Frankly, the university could use something to rally around. Houston had big hopes for its football season, with Heisman candidate Case Keenum as its quarterback. But on Saturday, Keenum tore his ACL in the second quarter against UCLA. In the third quarter, backup Cotton Turner broke his clavicle. Both are done for the season.
So now it is time for an early eye on the hoops team, where Dickey inherits a squad that turned a mediocre 15-15 season into a stunning run through the Conference USA tournament and an NCAA bid.
It marked the first time in 18 years that the Cougars and all their rich history of Phi Slamma Jamma appeared in the bracket.
"That really surprised me,'' said Dickey, who was at the C-USA tourney, watching his brother Randall, an assistant at UTEP. "We have a great tradition here.
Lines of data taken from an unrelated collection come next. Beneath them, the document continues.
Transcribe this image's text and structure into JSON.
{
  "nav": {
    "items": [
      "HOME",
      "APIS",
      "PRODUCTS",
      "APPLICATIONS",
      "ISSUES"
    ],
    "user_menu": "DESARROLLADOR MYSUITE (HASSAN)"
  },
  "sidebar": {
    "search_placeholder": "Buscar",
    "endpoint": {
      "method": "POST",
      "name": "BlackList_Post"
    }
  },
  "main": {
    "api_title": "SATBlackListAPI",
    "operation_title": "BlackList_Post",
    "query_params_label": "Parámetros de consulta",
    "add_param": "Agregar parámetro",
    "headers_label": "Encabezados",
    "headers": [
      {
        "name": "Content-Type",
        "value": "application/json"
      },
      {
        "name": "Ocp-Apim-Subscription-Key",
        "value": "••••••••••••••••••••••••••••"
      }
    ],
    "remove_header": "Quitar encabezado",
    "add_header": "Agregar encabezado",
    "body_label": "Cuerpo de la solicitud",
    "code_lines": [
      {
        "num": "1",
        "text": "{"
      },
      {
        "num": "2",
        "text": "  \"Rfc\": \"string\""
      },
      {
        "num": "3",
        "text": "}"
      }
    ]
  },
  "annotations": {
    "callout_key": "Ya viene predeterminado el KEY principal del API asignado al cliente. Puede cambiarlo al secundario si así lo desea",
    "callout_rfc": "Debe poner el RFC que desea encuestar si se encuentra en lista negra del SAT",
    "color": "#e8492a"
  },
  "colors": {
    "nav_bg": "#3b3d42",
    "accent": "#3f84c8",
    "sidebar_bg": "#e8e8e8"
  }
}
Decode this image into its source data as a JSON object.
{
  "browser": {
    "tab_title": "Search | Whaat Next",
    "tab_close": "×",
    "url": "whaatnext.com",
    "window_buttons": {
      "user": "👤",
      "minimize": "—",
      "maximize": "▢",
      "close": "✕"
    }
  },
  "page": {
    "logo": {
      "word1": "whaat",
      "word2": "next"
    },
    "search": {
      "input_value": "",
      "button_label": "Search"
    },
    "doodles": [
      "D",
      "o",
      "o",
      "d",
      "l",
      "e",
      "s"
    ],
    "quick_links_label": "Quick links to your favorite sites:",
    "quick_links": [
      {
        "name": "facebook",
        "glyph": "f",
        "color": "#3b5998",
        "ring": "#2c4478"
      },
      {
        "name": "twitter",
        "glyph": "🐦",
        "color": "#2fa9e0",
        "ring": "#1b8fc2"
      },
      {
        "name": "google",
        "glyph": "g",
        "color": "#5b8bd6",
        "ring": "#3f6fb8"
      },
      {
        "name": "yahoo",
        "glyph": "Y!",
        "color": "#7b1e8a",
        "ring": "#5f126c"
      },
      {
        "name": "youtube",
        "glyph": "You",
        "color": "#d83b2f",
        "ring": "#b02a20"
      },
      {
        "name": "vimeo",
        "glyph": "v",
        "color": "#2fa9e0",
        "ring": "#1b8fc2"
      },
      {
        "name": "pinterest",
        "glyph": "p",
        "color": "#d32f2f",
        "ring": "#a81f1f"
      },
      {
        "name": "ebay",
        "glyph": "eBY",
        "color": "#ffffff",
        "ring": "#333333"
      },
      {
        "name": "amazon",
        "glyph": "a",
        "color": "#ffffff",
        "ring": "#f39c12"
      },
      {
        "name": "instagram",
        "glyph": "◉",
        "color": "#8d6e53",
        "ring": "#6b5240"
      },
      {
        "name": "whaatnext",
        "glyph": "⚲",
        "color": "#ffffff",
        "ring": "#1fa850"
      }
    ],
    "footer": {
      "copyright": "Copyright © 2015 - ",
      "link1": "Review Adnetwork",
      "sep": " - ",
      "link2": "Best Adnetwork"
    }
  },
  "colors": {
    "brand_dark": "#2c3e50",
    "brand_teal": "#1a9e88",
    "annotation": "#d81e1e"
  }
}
I mean, when you're talking about the 50 greatest players, three of them have been here -- Elvin Hayes, Clyde Drexler and Hakeem. That's a tradition that we need to build on.''
And Dickey believes he is just the long shot to do it.
Dana O'Neil covers college basketball for ESPN.com and can be reached at firstname.lastname@example.org.
After considering some well-known names, Houston made perhaps the most surprising hire of the season: James Dickey, a head coach again for the first time in 10 years.